This is another very common way in which a misdemeanor DUI charge can be upgraded to a serious felony. Any person who causes serious bodily injury to someone else while operating a vehicle under the influence will face this charge. It is classified as a level 5 felony and carries the same punishment as reckless homicide.

For these charges to land, it needs to be shown that the victim did suffer serious bodily harm and that harm was the direct result of the defendant driving while intoxicated. Serious bodily harm is classified as any injury that results in permanent disfigurement, permanent loss of bodily function, the loss of limbs or organs, extreme pain, or the loss of a fetus.

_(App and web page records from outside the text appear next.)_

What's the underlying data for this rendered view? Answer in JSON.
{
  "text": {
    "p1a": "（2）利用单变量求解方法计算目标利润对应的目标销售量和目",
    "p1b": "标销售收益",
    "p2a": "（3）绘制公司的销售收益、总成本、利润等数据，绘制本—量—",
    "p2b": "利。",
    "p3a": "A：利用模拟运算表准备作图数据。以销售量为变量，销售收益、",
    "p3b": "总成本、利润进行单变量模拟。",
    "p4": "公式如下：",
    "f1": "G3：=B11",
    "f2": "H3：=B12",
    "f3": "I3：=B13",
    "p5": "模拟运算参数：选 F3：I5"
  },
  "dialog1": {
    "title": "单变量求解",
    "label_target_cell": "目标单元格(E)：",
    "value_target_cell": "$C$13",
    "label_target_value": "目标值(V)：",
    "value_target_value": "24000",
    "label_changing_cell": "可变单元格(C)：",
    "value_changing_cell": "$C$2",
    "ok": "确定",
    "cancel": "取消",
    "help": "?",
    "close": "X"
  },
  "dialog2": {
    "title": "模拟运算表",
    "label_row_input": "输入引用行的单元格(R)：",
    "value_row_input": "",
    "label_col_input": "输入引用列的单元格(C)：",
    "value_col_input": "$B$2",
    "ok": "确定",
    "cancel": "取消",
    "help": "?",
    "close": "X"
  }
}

If there are multiple victims involved, then a separate charge will be applied for each injured person. The same applies to reckless homicide cases involving DWI charges. Each dead or injured party will add a count to the charge and increase the potential fine and jail time.

Aggravated Felony DWI Charges

Any of these DWI felony charges can be escalated to a more serious felony under certain conditions. Typically, if minors were involved or if the accident took place in a school zone, then the charges will be more severe. Similarly, if you have a history of DWI charges within the last five years, then the charges will be escalated.

In these cases, level 5 felony charges become more severe than level 4 felonies. These new charges carry a prison term between 2 and 12 years. The maximum fine remains at $10,000.

Contact An Experienced Marion County Felony DUI Defense Lawyer Today!

The best way to avoid DWI charges is to stay sober on the road. But even that is no guarantee that an eager officer or attorney won’t try to add erroneous charges to build their case. As an American and a resident of Marion County, Indiana, you have a legal right to the best legal representation available. You may be able to avoid the charges entirely or at least reduce the severity of the punishment. You’ll need professional help to get the job done. Call our office at 317.671.8965 to discuss your felony DUI defense.